Well, agtech companies think it's possible to improve the nitrogen cycle at the root level by enough to eliminate the need for nitrogen fertilizers altogether. Considering nitrogen fertilizer manufacturing consumes 1% of global energy and is responsible for 3% to 5% of global carbon emissions, the environmental benefits of microbials could expedite their adoption. But it won't stop with the BioAg Alliance or nitrogen fertilizers. 

Despite gobbling up Monsanto, Bayer has formed a microbials alliance of its own with synthetic biology unicorn Ginkgo Bioworks. The pair's joint venture, Joyn Bio, is first taking aim at the nitrogen cycle, but more microbials will be on the way. Up to 98% of all potassium in soil is unavailable to plants, which creates the need for the global potash fertilizer industry. So it might not be difficult to guess at the next high-value targets being developed.  

A tractor spreading fertilizer on a field.

Image source: Getty Images.

The risk to fertilizer stocks

It doesn't take much of an imagination to realize what the success of microbials would mean for leading fertilizer producers such as Nutrien (NYSE:NTR), CF Industries (NYSE:CF), and Mosaic (NYSE:MOS). Consider how dependent these businesses are on each of the three major agricultural nutrients:   

Metric

Nutrien

CF Industries
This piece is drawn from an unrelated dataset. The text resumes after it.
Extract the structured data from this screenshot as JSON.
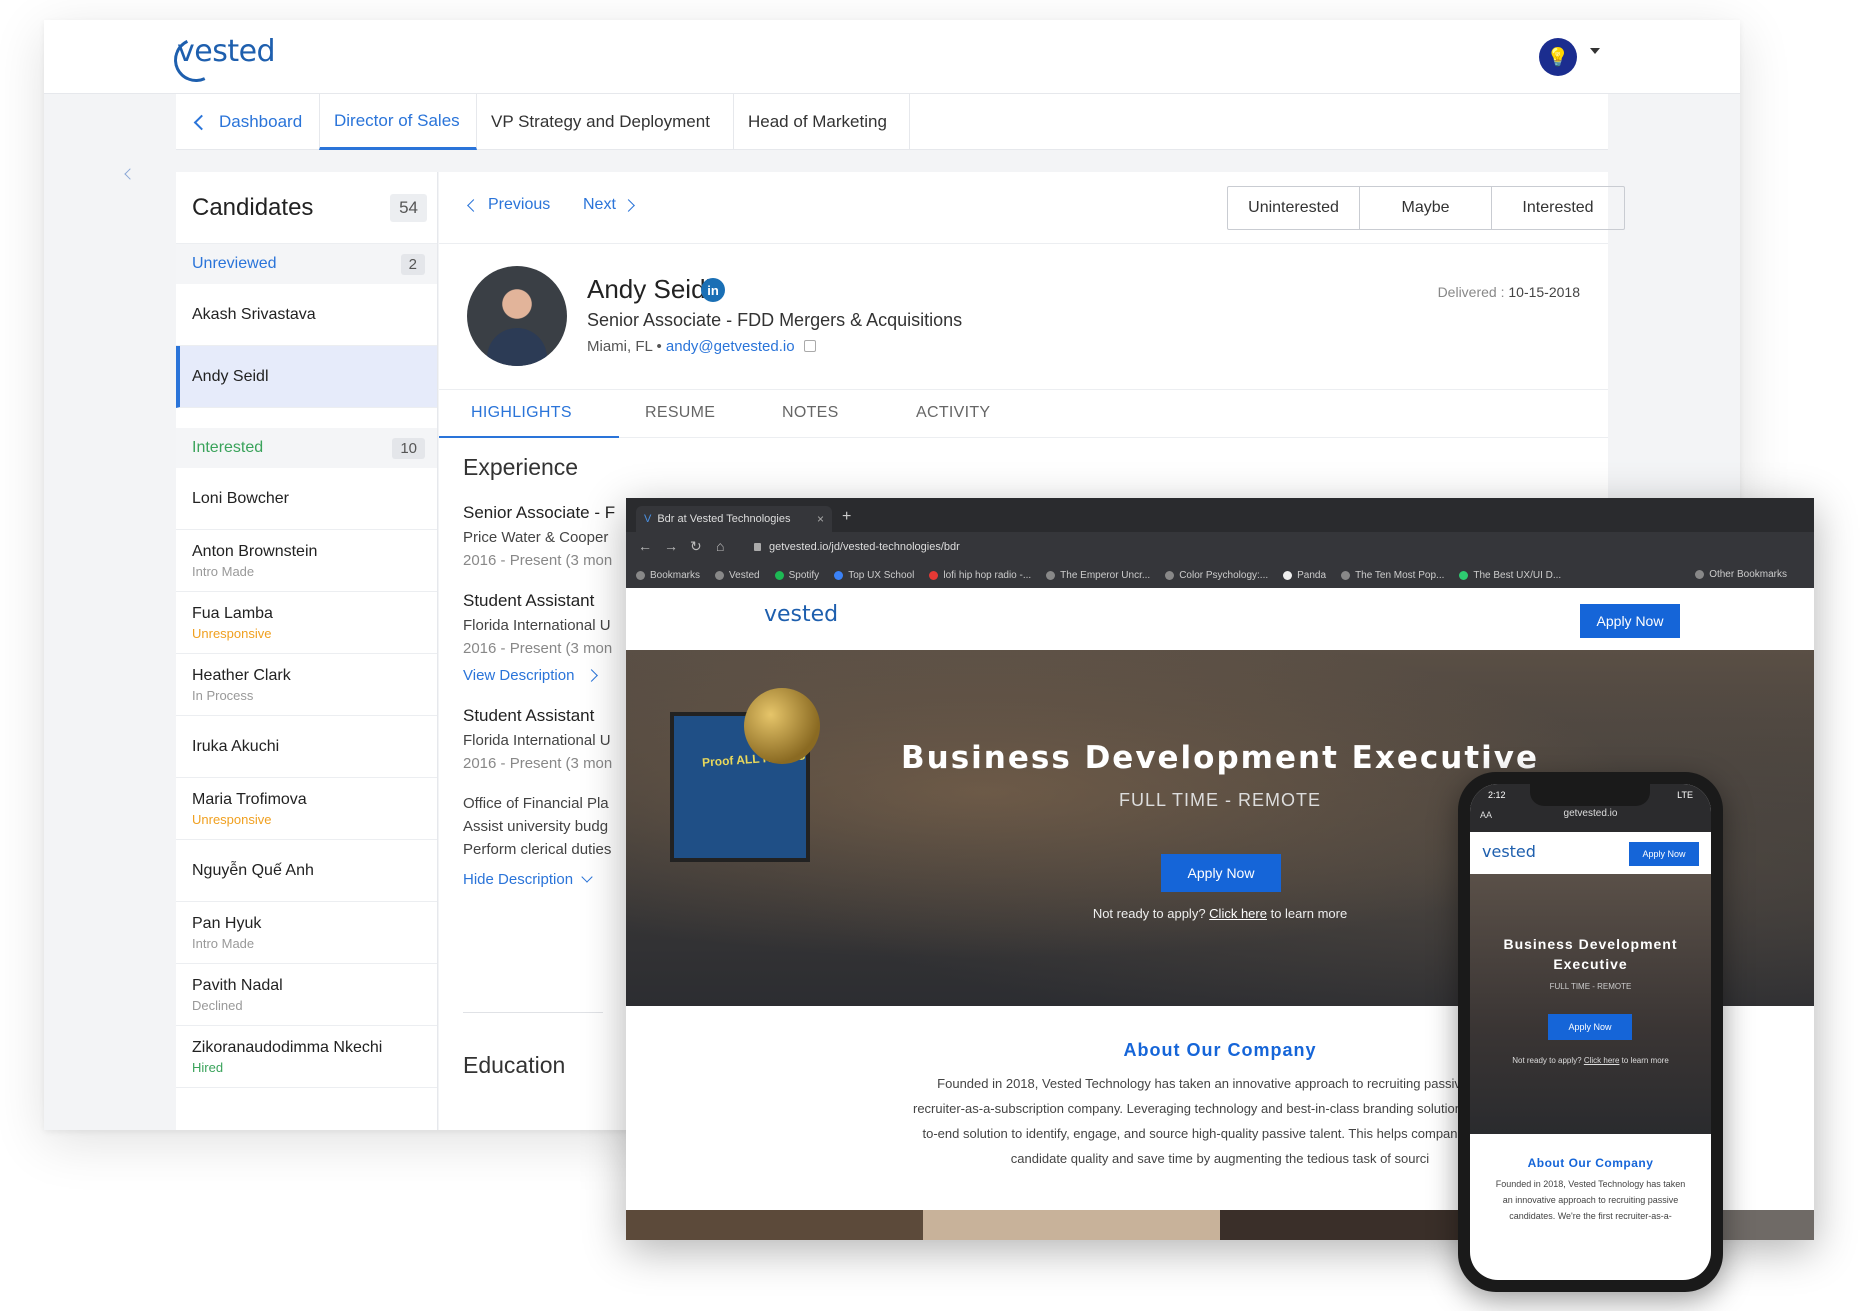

Mosaic

Market cap

$35.5 billion

$11.5 billion

$12.2 billion

Dividend yield

3%

2.5%

0.3%

Nitrogen, sales volume guidance, 2018 (metric tons)

10.3 million to 10.7 million

11.6 million in first half of 2018

No nitrogen production

Potash, sales volume guidance, 2018 (metric tons)

12.3 million to 12.8 million

No potash production

8.3 million to 8.9 million*

Phosphate, sales volume guidance, 2018 (metric tons)

None given

No phosphate production

8.3 million to 8.9 million*

*Excludes South American subsidiary Mosaic Fertilizantes. Source: Yahoo! Finance, SEC filings.

The rise of microbials is coincidentally timed with the improving global fertilizer markets. All three companies reported strong year-over-year revenue, earnings, and cash flow growth in the first half of 2018 as a result of more balance between supply and demand and higher selling prices. But if next-generation biotech products reduce global demand for fertilizer products, then there's really only one viable path forward: Fertilizer producers need to begin investing in biotech tools.

To date, no fertilizer manufacturers have publicly commented on the risks posed by microbials, let alone publicly explored partnerships or investments. But there may be hope for shareholders.

Nutrien has begun building a digital agriculture platform with acquisitions of software companies and (hint hint) a major soil analytics lab. That shows that management is at least open-minded about the future of the industry and the impact of innovative technologies. And it might even suggest that the world's top fertilizer company is quietly positioning itself to the threat posed by microbials. Nonetheless, there's a long way to go. 

A businessman sitting at a table looking through large binoculars.

Image source: Getty Images.

Investors should pay close attention to this technology's rise

It's still relatively early for microbial products, but investors shouldn't dismiss the potential or the incredible amounts of capital being invested to develop these next-generation biotech tools known as microbials. After all, the benefits provided to farmers by biotech genetic traits allowed mirobials to gain over 90% market share for corn, soybean, and cotton in a span of less than two decades. If microbials deliver on their potential in a similar fashion, then it could pose an existential risk to fertilizer producers in a similarly short period of time. 

That would be problematic for fertilizer manufacturers such as Nutrien, CF Industries, and Mosaic, and especially for their nitrogen and potash businesses. While all major producers are still focused on recovery, it might be time for them to begin dedicating capital and management bandwidth to the potential impacts of microbials.

Maxx Chatsko has no position in any of the stocks mentioned. The Motley Fool has no position in any of the stocks mentioned. The Motley Fool has a disclosure policy.